A prominent part of the collection of sound recordings consists of phonograph records produced since early 20th century, as well as of the radio broadcasts produced from the 1930s onwards. The first Estonian-language sound recording was produced in 1901 in St. Petersburg, but the oldest sound recordings in the Film Archives are one-sided gramophone discs released in 1904.
The earliest recordings of radio broadcasts – on now-rare acetate records – date from the second half of the 1930s. In government departments, the first phonograms were recorded in the mid-1970s and the acquisition of these in various formats continues today. In the first few years of the re-independence period, many film and record production institutions went defunct. As a result, the audio collection of the Film Archives increased with the acquisition of Tallinnfilm audio archives and master tapes for vinyl discs released by Meloodia company.
Over the last decade, the share of material from Estonian diasporic communities has increased significantly. The most important personal archives are the audio collections of recording producer Viljar Nairis and the writer Enn Nõu. The most significant radio collections consist of broadcasts by Eesti Raadio, Eesti Televisioon, Radio Free Europe, and the Stockholm Association of Estonian Music and Culture community radio. The latter collection also contains programming and recordings from other Estonian-language radio stations’ programming from Sweden and other places.
The sound recordings of performances by well-known persons constitute an invaluable part of the audio collections. These include both speeches by statesmen in the interwar era and by leaders of governments in exile. Also fascinating are speeches by significant figures in art, music, literature, science and sport.
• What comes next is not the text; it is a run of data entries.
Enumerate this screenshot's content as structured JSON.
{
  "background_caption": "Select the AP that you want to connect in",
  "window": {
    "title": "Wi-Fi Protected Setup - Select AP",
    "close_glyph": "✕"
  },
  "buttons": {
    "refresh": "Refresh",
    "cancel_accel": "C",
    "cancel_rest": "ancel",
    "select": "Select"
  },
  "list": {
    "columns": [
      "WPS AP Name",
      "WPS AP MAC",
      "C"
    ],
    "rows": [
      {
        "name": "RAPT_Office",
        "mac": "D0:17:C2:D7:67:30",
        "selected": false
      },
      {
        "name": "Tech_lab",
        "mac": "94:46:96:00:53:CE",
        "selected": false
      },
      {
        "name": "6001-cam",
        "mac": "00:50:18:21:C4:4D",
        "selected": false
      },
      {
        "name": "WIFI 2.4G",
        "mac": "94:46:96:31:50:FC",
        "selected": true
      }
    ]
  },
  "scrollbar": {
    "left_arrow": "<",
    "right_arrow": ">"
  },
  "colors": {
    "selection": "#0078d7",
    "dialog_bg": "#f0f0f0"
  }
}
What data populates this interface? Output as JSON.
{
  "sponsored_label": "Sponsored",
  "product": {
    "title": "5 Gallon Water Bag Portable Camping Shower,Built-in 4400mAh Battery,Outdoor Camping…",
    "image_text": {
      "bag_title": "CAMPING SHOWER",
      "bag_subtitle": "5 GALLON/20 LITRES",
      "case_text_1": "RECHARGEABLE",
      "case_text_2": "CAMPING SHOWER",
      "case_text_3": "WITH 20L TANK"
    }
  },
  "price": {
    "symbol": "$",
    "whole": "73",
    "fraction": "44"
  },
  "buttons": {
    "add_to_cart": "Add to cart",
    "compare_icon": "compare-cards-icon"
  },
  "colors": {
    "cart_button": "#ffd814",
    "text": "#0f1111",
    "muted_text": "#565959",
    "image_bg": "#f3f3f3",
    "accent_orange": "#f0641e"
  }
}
The main aim of the record collection is to preserve a maximum number of the records issued in, or related to, Estonia before World War II and later on.